◆ TASK OBJECTIVE: Copy each line from the records below in which the word "icon" is found.

Records from a dataset:
=== Begin Enclosure ===

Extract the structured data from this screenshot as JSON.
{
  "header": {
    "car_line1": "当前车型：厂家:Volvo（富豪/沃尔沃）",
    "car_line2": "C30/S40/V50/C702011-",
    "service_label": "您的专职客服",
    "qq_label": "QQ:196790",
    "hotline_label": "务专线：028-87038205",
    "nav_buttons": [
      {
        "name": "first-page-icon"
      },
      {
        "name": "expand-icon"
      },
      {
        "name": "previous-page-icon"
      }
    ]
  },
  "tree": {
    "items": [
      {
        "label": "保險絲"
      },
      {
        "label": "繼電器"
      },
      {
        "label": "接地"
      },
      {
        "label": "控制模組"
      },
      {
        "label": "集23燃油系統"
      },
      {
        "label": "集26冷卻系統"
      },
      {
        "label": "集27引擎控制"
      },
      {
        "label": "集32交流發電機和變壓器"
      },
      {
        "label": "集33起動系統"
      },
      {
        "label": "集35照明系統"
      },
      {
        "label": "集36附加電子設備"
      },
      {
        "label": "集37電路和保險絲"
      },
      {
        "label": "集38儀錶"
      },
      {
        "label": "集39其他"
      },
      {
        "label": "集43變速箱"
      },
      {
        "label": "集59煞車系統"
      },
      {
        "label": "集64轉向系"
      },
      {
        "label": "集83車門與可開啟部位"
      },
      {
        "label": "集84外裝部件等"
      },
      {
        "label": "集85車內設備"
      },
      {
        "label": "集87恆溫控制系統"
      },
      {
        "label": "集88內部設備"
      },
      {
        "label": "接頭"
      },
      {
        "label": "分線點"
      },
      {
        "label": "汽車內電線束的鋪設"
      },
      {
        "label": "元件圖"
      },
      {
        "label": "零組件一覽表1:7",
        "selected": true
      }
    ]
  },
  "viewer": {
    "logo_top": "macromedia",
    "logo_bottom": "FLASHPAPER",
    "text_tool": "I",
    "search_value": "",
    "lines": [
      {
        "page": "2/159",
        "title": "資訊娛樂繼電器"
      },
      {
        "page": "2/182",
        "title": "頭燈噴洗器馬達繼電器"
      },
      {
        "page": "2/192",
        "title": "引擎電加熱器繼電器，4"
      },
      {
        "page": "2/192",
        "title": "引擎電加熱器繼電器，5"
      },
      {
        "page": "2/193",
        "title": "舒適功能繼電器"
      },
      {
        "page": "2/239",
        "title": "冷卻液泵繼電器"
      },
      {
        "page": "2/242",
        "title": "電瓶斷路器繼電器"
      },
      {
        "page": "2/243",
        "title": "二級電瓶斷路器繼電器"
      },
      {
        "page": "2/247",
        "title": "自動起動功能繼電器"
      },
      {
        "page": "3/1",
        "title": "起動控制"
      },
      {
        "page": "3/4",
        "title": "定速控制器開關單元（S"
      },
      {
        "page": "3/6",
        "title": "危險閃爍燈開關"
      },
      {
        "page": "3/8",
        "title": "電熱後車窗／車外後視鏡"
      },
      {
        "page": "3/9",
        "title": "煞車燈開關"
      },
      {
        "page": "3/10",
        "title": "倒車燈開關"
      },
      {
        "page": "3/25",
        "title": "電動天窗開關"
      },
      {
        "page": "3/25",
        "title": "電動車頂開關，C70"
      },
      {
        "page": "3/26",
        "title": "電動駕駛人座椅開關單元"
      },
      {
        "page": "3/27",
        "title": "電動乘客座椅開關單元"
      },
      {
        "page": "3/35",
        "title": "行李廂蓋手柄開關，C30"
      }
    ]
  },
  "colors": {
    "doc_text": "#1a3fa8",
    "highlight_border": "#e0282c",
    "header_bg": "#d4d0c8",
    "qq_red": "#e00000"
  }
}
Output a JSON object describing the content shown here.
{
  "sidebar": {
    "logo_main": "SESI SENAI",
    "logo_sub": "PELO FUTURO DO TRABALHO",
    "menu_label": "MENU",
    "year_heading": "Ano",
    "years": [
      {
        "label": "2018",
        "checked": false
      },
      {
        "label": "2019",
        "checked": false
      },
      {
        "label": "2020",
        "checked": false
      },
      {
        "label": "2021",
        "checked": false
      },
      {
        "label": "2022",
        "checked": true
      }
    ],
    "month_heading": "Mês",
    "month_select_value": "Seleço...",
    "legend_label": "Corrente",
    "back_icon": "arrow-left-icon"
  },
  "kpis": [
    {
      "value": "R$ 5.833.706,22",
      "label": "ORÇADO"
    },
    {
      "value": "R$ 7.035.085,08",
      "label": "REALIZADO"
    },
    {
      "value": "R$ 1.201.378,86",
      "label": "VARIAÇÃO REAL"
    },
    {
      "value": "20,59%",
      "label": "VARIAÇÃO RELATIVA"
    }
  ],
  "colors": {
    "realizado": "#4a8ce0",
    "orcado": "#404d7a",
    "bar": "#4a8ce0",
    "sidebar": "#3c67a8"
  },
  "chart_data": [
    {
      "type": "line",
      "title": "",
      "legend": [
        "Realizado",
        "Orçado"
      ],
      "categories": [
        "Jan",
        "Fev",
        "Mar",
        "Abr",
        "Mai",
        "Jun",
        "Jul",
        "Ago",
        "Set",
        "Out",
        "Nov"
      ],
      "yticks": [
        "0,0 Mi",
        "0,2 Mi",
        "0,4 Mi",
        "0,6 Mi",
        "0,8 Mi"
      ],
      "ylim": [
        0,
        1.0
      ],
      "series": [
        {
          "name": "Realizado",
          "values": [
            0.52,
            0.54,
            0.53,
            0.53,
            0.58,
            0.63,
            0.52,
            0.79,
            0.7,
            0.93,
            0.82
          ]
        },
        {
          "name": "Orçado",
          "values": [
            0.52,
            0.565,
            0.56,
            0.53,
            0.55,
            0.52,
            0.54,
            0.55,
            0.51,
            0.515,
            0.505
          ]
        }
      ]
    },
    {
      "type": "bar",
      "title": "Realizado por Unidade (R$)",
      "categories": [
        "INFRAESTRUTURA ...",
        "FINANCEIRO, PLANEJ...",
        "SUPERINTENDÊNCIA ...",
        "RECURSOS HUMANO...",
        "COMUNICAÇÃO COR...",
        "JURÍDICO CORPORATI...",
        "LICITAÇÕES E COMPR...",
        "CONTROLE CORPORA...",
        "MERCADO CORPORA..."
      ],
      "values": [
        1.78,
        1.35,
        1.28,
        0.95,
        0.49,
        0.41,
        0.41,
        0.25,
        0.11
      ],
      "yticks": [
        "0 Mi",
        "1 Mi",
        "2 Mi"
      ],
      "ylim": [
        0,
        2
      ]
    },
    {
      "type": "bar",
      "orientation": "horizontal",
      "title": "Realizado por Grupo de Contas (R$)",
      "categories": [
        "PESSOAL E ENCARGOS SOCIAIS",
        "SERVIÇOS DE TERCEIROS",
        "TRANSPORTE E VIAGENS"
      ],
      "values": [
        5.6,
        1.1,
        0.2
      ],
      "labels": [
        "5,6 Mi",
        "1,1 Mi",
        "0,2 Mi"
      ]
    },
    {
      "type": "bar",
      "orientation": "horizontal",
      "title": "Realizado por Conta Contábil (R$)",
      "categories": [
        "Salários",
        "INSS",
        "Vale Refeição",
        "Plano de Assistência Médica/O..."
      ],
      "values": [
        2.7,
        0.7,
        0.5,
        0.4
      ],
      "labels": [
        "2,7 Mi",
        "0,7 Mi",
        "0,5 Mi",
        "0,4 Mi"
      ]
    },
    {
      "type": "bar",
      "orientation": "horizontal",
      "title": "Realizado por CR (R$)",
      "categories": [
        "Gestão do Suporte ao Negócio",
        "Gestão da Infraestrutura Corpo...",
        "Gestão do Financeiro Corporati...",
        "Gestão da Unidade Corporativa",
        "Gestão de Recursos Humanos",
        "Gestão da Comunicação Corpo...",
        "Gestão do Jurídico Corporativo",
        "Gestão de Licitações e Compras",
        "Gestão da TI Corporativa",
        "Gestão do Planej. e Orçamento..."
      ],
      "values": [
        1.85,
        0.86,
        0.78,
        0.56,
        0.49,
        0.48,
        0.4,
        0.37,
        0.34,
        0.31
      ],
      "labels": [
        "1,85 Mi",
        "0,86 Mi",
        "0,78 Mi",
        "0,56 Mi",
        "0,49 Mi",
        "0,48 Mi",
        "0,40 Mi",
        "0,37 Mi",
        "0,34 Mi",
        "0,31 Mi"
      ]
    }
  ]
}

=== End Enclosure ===

◆ EXERCISE ANSWER:
        "name": "first-page-icon"
        "name": "expand-icon"
        "name": "previous-page-icon"
    "back_icon": "arrow-left-icon"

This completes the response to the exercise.